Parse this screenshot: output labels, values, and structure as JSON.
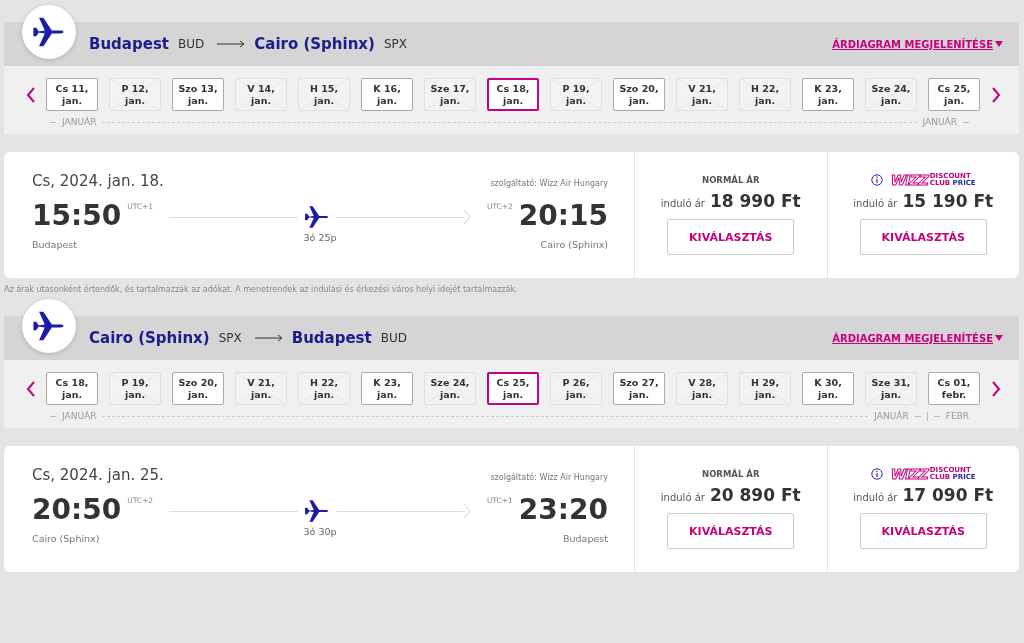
{
  "legs": [
    {
      "origin": {
        "city": "Budapest",
        "code": "BUD"
      },
      "destination": {
        "city": "Cairo (Sphinx)",
        "code": "SPX"
      },
      "chart_link": "ÁRDIAGRAM MEGJELENÍTÉSE",
      "dates": [
        {
          "label": "Cs 11,",
          "month": "jan.",
          "available": true,
          "selected": false
        },
        {
          "label": "P 12,",
          "month": "jan.",
          "available": false,
          "selected": false
        },
        {
          "label": "Szo 13,",
          "month": "jan.",
          "available": true,
          "selected": false
        },
        {
          "label": "V 14,",
          "month": "jan.",
          "available": false,
          "selected": false
        },
        {
          "label": "H 15,",
          "month": "jan.",
          "available": false,
          "selected": false
        },
        {
          "label": "K 16,",
          "month": "jan.",
          "available": true,
          "selected": false
        },
        {
          "label": "Sze 17,",
          "month": "jan.",
          "available": false,
          "selected": false
        },
        {
          "label": "Cs 18,",
          "month": "jan.",
          "available": true,
          "selected": true
        },
        {
          "label": "P 19,",
          "month": "jan.",
          "available": false,
          "selected": false
        },
        {
          "label": "Szo 20,",
          "month": "jan.",
          "available": true,
          "selected": false
        },
        {
          "label": "V 21,",
          "month": "jan.",
          "available": false,
          "selected": false
        },
        {
          "label": "H 22,",
          "month": "jan.",
          "available": false,
          "selected": false
        },
        {
          "label": "K 23,",
          "month": "jan.",
          "available": true,
          "selected": false
        },
        {
          "label": "Sze 24,",
          "month": "jan.",
          "available": false,
          "selected": false
        },
        {
          "label": "Cs 25,",
          "month": "jan.",
          "available": true,
          "selected": false
        }
      ],
      "months": [
        "JANUÁR",
        "JANUÁR"
      ],
      "flight": {
        "date": "Cs, 2024. jan. 18.",
        "operator": "szolgáltató: Wizz Air Hungary",
        "departure": {
          "time": "15:50",
          "utc": "UTC+1",
          "city": "Budapest"
        },
        "arrival": {
          "time": "20:15",
          "utc": "UTC+2",
          "city": "Cairo (Sphinx)"
        },
        "duration": "3ó 25p"
      },
      "fares": [
        {
          "kind": "normal",
          "title": "NORMÁL ÁR",
          "from": "induló ár",
          "price": "18 990 Ft",
          "button": "KIVÁLASZTÁS"
        },
        {
          "kind": "club",
          "logo": {
            "brand": "WIZZ",
            "line1": "DISCOUNT",
            "line2a": "CLUB",
            "line2b": "PRICE"
          },
          "from": "induló ár",
          "price": "15 190 Ft",
          "button": "KIVÁLASZTÁS"
        }
      ],
      "note": "Az árak utasonként értendők, és tartalmazzák az adókat. A menetrendek az indulási és érkezési város helyi idejét tartalmazzák."
    },
    {
      "origin": {
        "city": "Cairo (Sphinx)",
        "code": "SPX"
      },
      "destination": {
        "city": "Budapest",
        "code": "BUD"
      },
      "chart_link": "ÁRDIAGRAM MEGJELENÍTÉSE",
      "dates": [
        {
          "label": "Cs 18,",
          "month": "jan.",
          "available": true,
          "selected": false
        },
        {
          "label": "P 19,",
          "month": "jan.",
          "available": false,
          "selected": false
        },
        {
          "label": "Szo 20,",
          "month": "jan.",
          "available": true,
          "selected": false
        },
        {
          "label": "V 21,",
          "month": "jan.",
          "available": false,
          "selected": false
        },
        {
          "label": "H 22,",
          "month": "jan.",
          "available": false,
          "selected": false
        },
        {
          "label": "K 23,",
          "month": "jan.",
          "available": true,
          "selected": false
        },
        {
          "label": "Sze 24,",
          "month": "jan.",
          "available": false,
          "selected": false
        },
        {
          "label": "Cs 25,",
          "month": "jan.",
          "available": true,
          "selected": true
        },
        {
          "label": "P 26,",
          "month": "jan.",
          "available": false,
          "selected": false
        },
        {
          "label": "Szo 27,",
          "month": "jan.",
          "available": true,
          "selected": false
        },
        {
          "label": "V 28,",
          "month": "jan.",
          "available": false,
          "selected": false
        },
        {
          "label": "H 29,",
          "month": "jan.",
          "available": false,
          "selected": false
        },
        {
          "label": "K 30,",
          "month": "jan.",
          "available": true,
          "selected": false
        },
        {
          "label": "Sze 31,",
          "month": "jan.",
          "available": false,
          "selected": false
        },
        {
          "label": "Cs 01,",
          "month": "febr.",
          "available": true,
          "selected": false
        }
      ],
      "months": [
        "JANUÁR",
        "JANUÁR",
        "FEBR"
      ],
      "flight": {
        "date": "Cs, 2024. jan. 25.",
        "operator": "szolgáltató: Wizz Air Hungary",
        "departure": {
          "time": "20:50",
          "utc": "UTC+2",
          "city": "Cairo (Sphinx)"
        },
        "arrival": {
          "time": "23:20",
          "utc": "UTC+1",
          "city": "Budapest"
        },
        "duration": "3ó 30p"
      },
      "fares": [
        {
          "kind": "normal",
          "title": "NORMÁL ÁR",
          "from": "induló ár",
          "price": "20 890 Ft",
          "button": "KIVÁLASZTÁS"
        },
        {
          "kind": "club",
          "logo": {
            "brand": "WIZZ",
            "line1": "DISCOUNT",
            "line2a": "CLUB",
            "line2b": "PRICE"
          },
          "from": "induló ár",
          "price": "17 090 Ft",
          "button": "KIVÁLASZTÁS"
        }
      ]
    }
  ]
}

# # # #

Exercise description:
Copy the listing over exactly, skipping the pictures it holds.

Solution to the exercise:
Parse this screenshot: output labels, values, and structure as JSON.
{
  "legs": [
    {
      "origin": {
        "city": "Budapest",
        "code": "BUD"
      },
      "destination": {
        "city": "Cairo (Sphinx)",
        "code": "SPX"
      },
      "chart_link": "ÁRDIAGRAM MEGJELENÍTÉSE",
      "dates": [
        {
          "label": "Cs 11,",
          "month": "jan.",
          "available": true,
          "selected": false
        },
        {
          "label": "P 12,",
          "month": "jan.",
          "available": false,
          "selected": false
        },
        {
          "label": "Szo 13,",
          "month": "jan.",
          "available": true,
          "selected": false
        },
        {
          "label": "V 14,",
          "month": "jan.",
          "available": false,
          "selected": false
        },
        {
          "label": "H 15,",
          "month": "jan.",
          "available": false,
          "selected": false
        },
        {
          "label": "K 16,",
          "month": "jan.",
          "available": true,
          "selected": false
        },
        {
          "label": "Sze 17,",
          "month": "jan.",
          "available": false,
          "selected": false
        },
        {
          "label": "Cs 18,",
          "month": "jan.",
          "available": true,
          "selected": true
        },
        {
          "label": "P 19,",
          "month": "jan.",
          "available": false,
          "selected": false
        },
        {
          "label": "Szo 20,",
          "month": "jan.",
          "available": true,
          "selected": false
        },
        {
          "label": "V 21,",
          "month": "jan.",
          "available": false,
          "selected": false
        },
        {
          "label": "H 22,",
          "month": "jan.",
          "available": false,
          "selected": false
        },
        {
          "label": "K 23,",
          "month": "jan.",
          "available": true,
          "selected": false
        },
        {
          "label": "Sze 24,",
          "month": "jan.",
          "available": false,
          "selected": false
        },
        {
          "label": "Cs 25,",
          "month": "jan.",
          "available": true,
          "selected": false
        }
      ],
      "months": [
        "JANUÁR",
        "JANUÁR"
      ],
      "flight": {
        "date": "Cs, 2024. jan. 18.",
        "operator": "szolgáltató: Wizz Air Hungary",
        "departure": {
          "time": "15:50",
          "utc": "UTC+1",
          "city": "Budapest"
        },
        "arrival": {
          "time": "20:15",
          "utc": "UTC+2",
          "city": "Cairo (Sphinx)"
        },
        "duration": "3ó 25p"
      },
      "fares": [
        {
          "kind": "normal",
          "title": "NORMÁL ÁR",
          "from": "induló ár",
          "price": "18 990 Ft",
          "button": "KIVÁLASZTÁS"
        },
        {
          "kind": "club",
          "logo": {
            "brand": "WIZZ",
            "line1": "DISCOUNT",
            "line2a": "CLUB",
            "line2b": "PRICE"
          },
          "from": "induló ár",
          "price": "15 190 Ft",
          "button": "KIVÁLASZTÁS"
        }
      ],
      "note": "Az árak utasonként értendők, és tartalmazzák az adókat. A menetrendek az indulási és érkezési város helyi idejét tartalmazzák."
    },
    {
      "origin": {
        "city": "Cairo (Sphinx)",
        "code": "SPX"
      },
      "destination": {
        "city": "Budapest",
        "code": "BUD"
      },
      "chart_link": "ÁRDIAGRAM MEGJELENÍTÉSE",
      "dates": [
        {
          "label": "Cs 18,",
          "month": "jan.",
          "available": true,
          "selected": false
        },
        {
          "label": "P 19,",
          "month": "jan.",
          "available": false,
          "selected": false
        },
        {
          "label": "Szo 20,",
          "month": "jan.",
          "available": true,
          "selected": false
        },
        {
          "label": "V 21,",
          "month": "jan.",
          "available": false,
          "selected": false
        },
        {
          "label": "H 22,",
          "month": "jan.",
          "available": false,
          "selected": false
        },
        {
          "label": "K 23,",
          "month": "jan.",
          "available": true,
          "selected": false
        },
        {
          "label": "Sze 24,",
          "month": "jan.",
          "available": false,
          "selected": false
        },
        {
          "label": "Cs 25,",
          "month": "jan.",
          "available": true,
          "selected": true
        },
        {
          "label": "P 26,",
          "month": "jan.",
          "available": false,
          "selected": false
        },
        {
          "label": "Szo 27,",
          "month": "jan.",
          "available": true,
          "selected": false
        },
        {
          "label": "V 28,",
          "month": "jan.",
          "available": false,
          "selected": false
        },
        {
          "label": "H 29,",
          "month": "jan.",
          "available": false,
          "selected": false
        },
        {
          "label": "K 30,",
          "month": "jan.",
          "available": true,
          "selected": false
        },
        {
          "label": "Sze 31,",
          "month": "jan.",
          "available": false,
          "selected": false
        },
        {
          "label": "Cs 01,",
          "month": "febr.",
          "available": true,
          "selected": false
        }
      ],
      "months": [
        "JANUÁR",
        "JANUÁR",
        "FEBR"
      ],
      "flight": {
        "date": "Cs, 2024. jan. 25.",
        "operator": "szolgáltató: Wizz Air Hungary",
        "departure": {
          "time": "20:50",
          "utc": "UTC+2",
          "city": "Cairo (Sphinx)"
        },
        "arrival": {
          "time": "23:20",
          "utc": "UTC+1",
          "city": "Budapest"
        },
        "duration": "3ó 30p"
      },
      "fares": [
        {
          "kind": "normal",
          "title": "NORMÁL ÁR",
          "from": "induló ár",
          "price": "20 890 Ft",
          "button": "KIVÁLASZTÁS"
        },
        {
          "kind": "club",
          "logo": {
            "brand": "WIZZ",
            "line1": "DISCOUNT",
            "line2a": "CLUB",
            "line2b": "PRICE"
          },
          "from": "induló ár",
          "price": "17 090 Ft",
          "button": "KIVÁLASZTÁS"
        }
      ]
    }
  ]
}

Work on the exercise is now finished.